- **YOUR OBJECTIVE**
Repeat, line for line, the entries printed below.

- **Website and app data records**

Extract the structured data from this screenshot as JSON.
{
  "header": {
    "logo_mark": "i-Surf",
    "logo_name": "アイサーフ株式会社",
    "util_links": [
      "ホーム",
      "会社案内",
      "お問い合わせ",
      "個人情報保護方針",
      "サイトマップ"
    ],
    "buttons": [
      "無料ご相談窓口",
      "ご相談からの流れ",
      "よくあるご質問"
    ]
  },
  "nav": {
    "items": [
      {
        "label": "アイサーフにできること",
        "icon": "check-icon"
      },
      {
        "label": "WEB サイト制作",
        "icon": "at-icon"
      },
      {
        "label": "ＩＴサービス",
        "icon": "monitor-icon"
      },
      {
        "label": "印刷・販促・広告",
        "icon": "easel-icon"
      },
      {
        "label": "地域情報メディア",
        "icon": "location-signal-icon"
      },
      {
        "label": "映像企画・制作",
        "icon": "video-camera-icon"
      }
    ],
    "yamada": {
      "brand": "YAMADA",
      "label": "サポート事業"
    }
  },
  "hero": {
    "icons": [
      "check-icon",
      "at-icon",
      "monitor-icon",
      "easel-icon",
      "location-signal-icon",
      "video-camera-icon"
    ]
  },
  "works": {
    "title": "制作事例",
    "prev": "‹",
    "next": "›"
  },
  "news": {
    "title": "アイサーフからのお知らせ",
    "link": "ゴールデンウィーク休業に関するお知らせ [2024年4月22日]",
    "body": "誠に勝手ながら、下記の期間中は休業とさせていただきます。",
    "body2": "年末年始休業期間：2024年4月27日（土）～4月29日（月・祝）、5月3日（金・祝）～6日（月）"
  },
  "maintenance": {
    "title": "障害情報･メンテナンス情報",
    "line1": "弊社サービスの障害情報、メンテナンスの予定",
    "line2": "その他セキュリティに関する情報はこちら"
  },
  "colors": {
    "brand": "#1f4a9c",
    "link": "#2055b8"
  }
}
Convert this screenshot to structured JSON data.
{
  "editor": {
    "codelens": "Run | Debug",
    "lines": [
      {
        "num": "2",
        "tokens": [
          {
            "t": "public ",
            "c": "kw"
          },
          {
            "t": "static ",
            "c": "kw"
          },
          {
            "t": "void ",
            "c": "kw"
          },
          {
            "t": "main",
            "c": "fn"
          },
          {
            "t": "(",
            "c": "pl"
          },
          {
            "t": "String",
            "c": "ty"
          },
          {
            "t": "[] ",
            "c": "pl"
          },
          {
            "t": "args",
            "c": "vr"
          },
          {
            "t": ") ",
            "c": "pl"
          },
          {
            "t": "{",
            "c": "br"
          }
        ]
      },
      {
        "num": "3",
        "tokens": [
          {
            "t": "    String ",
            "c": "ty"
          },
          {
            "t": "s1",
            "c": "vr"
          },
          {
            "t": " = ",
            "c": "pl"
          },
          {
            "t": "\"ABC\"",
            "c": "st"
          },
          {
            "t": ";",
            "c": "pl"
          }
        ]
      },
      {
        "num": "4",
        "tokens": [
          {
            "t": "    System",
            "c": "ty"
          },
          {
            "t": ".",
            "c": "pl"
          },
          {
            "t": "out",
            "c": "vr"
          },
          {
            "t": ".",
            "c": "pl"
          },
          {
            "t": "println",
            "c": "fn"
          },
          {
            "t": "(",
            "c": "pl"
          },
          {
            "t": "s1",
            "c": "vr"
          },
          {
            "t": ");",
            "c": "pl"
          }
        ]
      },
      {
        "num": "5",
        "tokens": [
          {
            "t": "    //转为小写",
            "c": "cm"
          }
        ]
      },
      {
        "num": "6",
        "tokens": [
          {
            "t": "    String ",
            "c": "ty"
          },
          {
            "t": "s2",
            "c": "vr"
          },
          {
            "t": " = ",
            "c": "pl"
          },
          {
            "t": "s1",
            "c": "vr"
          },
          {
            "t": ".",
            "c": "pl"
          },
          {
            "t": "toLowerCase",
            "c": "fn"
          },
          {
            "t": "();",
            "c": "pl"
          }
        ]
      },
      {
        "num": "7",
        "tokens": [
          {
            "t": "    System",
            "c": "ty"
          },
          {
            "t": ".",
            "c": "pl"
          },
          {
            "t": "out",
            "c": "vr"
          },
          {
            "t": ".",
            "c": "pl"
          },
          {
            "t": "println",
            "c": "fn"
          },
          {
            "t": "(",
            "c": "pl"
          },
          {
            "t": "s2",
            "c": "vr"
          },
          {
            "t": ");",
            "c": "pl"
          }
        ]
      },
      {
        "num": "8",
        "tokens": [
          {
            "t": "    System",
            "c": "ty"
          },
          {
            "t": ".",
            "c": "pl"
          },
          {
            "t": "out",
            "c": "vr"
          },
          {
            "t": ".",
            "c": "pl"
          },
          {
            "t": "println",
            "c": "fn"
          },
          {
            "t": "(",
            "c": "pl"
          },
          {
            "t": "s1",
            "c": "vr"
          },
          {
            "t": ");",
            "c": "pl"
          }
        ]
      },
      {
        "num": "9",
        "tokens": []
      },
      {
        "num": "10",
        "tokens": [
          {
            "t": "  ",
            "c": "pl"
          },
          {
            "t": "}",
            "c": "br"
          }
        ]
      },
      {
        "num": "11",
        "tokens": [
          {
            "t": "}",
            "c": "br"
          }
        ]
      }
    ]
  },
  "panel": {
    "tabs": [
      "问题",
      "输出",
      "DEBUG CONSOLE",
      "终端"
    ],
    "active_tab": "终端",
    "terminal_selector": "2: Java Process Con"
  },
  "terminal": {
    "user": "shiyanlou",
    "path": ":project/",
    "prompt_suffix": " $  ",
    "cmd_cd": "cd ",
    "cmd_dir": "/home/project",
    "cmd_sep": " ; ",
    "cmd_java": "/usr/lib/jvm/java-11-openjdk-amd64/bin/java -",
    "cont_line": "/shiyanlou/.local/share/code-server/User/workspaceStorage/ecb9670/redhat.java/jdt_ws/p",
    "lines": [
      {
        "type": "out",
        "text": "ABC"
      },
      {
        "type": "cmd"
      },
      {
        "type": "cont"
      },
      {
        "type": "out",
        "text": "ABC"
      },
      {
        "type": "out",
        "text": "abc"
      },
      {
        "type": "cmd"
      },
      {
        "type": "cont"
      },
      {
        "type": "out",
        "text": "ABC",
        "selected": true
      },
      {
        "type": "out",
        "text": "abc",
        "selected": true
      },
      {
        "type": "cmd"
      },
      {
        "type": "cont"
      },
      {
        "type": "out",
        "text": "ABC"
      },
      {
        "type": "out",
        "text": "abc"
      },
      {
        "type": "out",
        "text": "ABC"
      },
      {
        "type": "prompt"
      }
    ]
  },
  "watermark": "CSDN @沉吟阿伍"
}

- **RESULT FOR THIS EXERCISE**
Extract the structured data from this screenshot as JSON.
{
  "header": {
    "logo_mark": "i-Surf",
    "logo_name": "アイサーフ株式会社",
    "util_links": [
      "ホーム",
      "会社案内",
      "お問い合わせ",
      "個人情報保護方針",
      "サイトマップ"
    ],
    "buttons": [
      "無料ご相談窓口",
      "ご相談からの流れ",
      "よくあるご質問"
    ]
  },
  "nav": {
    "items": [
      {
        "label": "アイサーフにできること",
        "icon": "check-icon"
      },
      {
        "label": "WEB サイト制作",
        "icon": "at-icon"
      },
      {
        "label": "ＩＴサービス",
        "icon": "monitor-icon"
      },
      {
        "label": "印刷・販促・広告",
        "icon": "easel-icon"
      },
      {
        "label": "地域情報メディア",
        "icon": "location-signal-icon"
      },
      {
        "label": "映像企画・制作",
        "icon": "video-camera-icon"
      }
    ],
    "yamada": {
      "brand": "YAMADA",
      "label": "サポート事業"
    }
  },
  "hero": {
    "icons": [
      "check-icon",
      "at-icon",
      "monitor-icon",
      "easel-icon",
      "location-signal-icon",
      "video-camera-icon"
    ]
  },
  "works": {
    "title": "制作事例",
    "prev": "‹",
    "next": "›"
  },
  "news": {
    "title": "アイサーフからのお知らせ",
    "link": "ゴールデンウィーク休業に関するお知らせ [2024年4月22日]",
    "body": "誠に勝手ながら、下記の期間中は休業とさせていただきます。",
    "body2": "年末年始休業期間：2024年4月27日（土）～4月29日（月・祝）、5月3日（金・祝）～6日（月）"
  },
  "maintenance": {
    "title": "障害情報･メンテナンス情報",
    "line1": "弊社サービスの障害情報、メンテナンスの予定",
    "line2": "その他セキュリティに関する情報はこちら"
  },
  "colors": {
    "brand": "#1f4a9c",
    "link": "#2055b8"
  }
}
Convert this screenshot to structured JSON data.
{
  "editor": {
    "codelens": "Run | Debug",
    "lines": [
      {
        "num": "2",
        "tokens": [
          {
            "t": "public ",
            "c": "kw"
          },
          {
            "t": "static ",
            "c": "kw"
          },
          {
            "t": "void ",
            "c": "kw"
          },
          {
            "t": "main",
            "c": "fn"
          },
          {
            "t": "(",
            "c": "pl"
          },
          {
            "t": "String",
            "c": "ty"
          },
          {
            "t": "[] ",
            "c": "pl"
          },
          {
            "t": "args",
            "c": "vr"
          },
          {
            "t": ") ",
            "c": "pl"
          },
          {
            "t": "{",
            "c": "br"
          }
        ]
      },
      {
        "num": "3",
        "tokens": [
          {
            "t": "    String ",
            "c": "ty"
          },
          {
            "t": "s1",
            "c": "vr"
          },
          {
            "t": " = ",
            "c": "pl"
          },
          {
            "t": "\"ABC\"",
            "c": "st"
          },
          {
            "t": ";",
            "c": "pl"
          }
        ]
      },
      {
        "num": "4",
        "tokens": [
          {
            "t": "    System",
            "c": "ty"
          },
          {
            "t": ".",
            "c": "pl"
          },
          {
            "t": "out",
            "c": "vr"
          },
          {
            "t": ".",
            "c": "pl"
          },
          {
            "t": "println",
            "c": "fn"
          },
          {
            "t": "(",
            "c": "pl"
          },
          {
            "t": "s1",
            "c": "vr"
          },
          {
            "t": ");",
            "c": "pl"
          }
        ]
      },
      {
        "num": "5",
        "tokens": [
          {
            "t": "    //转为小写",
            "c": "cm"
          }
        ]
      },
      {
        "num": "6",
        "tokens": [
          {
            "t": "    String ",
            "c": "ty"
          },
          {
            "t": "s2",
            "c": "vr"
          },
          {
            "t": " = ",
            "c": "pl"
          },
          {
            "t": "s1",
            "c": "vr"
          },
          {
            "t": ".",
            "c": "pl"
          },
          {
            "t": "toLowerCase",
            "c": "fn"
          },
          {
            "t": "();",
            "c": "pl"
          }
        ]
      },
      {
        "num": "7",
        "tokens": [
          {
            "t": "    System",
            "c": "ty"
          },
          {
            "t": ".",
            "c": "pl"
          },
          {
            "t": "out",
            "c": "vr"
          },
          {
            "t": ".",
            "c": "pl"
          },
          {
            "t": "println",
            "c": "fn"
          },
          {
            "t": "(",
            "c": "pl"
          },
          {
            "t": "s2",
            "c": "vr"
          },
          {
            "t": ");",
            "c": "pl"
          }
        ]
      },
      {
        "num": "8",
        "tokens": [
          {
            "t": "    System",
            "c": "ty"
          },
          {
            "t": ".",
            "c": "pl"
          },
          {
            "t": "out",
            "c": "vr"
          },
          {
            "t": ".",
            "c": "pl"
          },
          {
            "t": "println",
            "c": "fn"
          },
          {
            "t": "(",
            "c": "pl"
          },
          {
            "t": "s1",
            "c": "vr"
          },
          {
            "t": ");",
            "c": "pl"
          }
        ]
      },
      {
        "num": "9",
        "tokens": []
      },
      {
        "num": "10",
        "tokens": [
          {
            "t": "  ",
            "c": "pl"
          },
          {
            "t": "}",
            "c": "br"
          }
        ]
      },
      {
        "num": "11",
        "tokens": [
          {
            "t": "}",
            "c": "br"
          }
        ]
      }
    ]
  },
  "panel": {
    "tabs": [
      "问题",
      "输出",
      "DEBUG CONSOLE",
      "终端"
    ],
    "active_tab": "终端",
    "terminal_selector": "2: Java Process Con"
  },
  "terminal": {
    "user": "shiyanlou",
    "path": ":project/",
    "prompt_suffix": " $  ",
    "cmd_cd": "cd ",
    "cmd_dir": "/home/project",
    "cmd_sep": " ; ",
    "cmd_java": "/usr/lib/jvm/java-11-openjdk-amd64/bin/java -",
    "cont_line": "/shiyanlou/.local/share/code-server/User/workspaceStorage/ecb9670/redhat.java/jdt_ws/p",
    "lines": [
      {
        "type": "out",
        "text": "ABC"
      },
      {
        "type": "cmd"
      },
      {
        "type": "cont"
      },
      {
        "type": "out",
        "text": "ABC"
      },
      {
        "type": "out",
        "text": "abc"
      },
      {
        "type": "cmd"
      },
      {
        "type": "cont"
      },
      {
        "type": "out",
        "text": "ABC",
        "selected": true
      },
      {
        "type": "out",
        "text": "abc",
        "selected": true
      },
      {
        "type": "cmd"
      },
      {
        "type": "cont"
      },
      {
        "type": "out",
        "text": "ABC"
      },
      {
        "type": "out",
        "text": "abc"
      },
      {
        "type": "out",
        "text": "ABC"
      },
      {
        "type": "prompt"
      }
    ]
  },
  "watermark": "CSDN @沉吟阿伍"
}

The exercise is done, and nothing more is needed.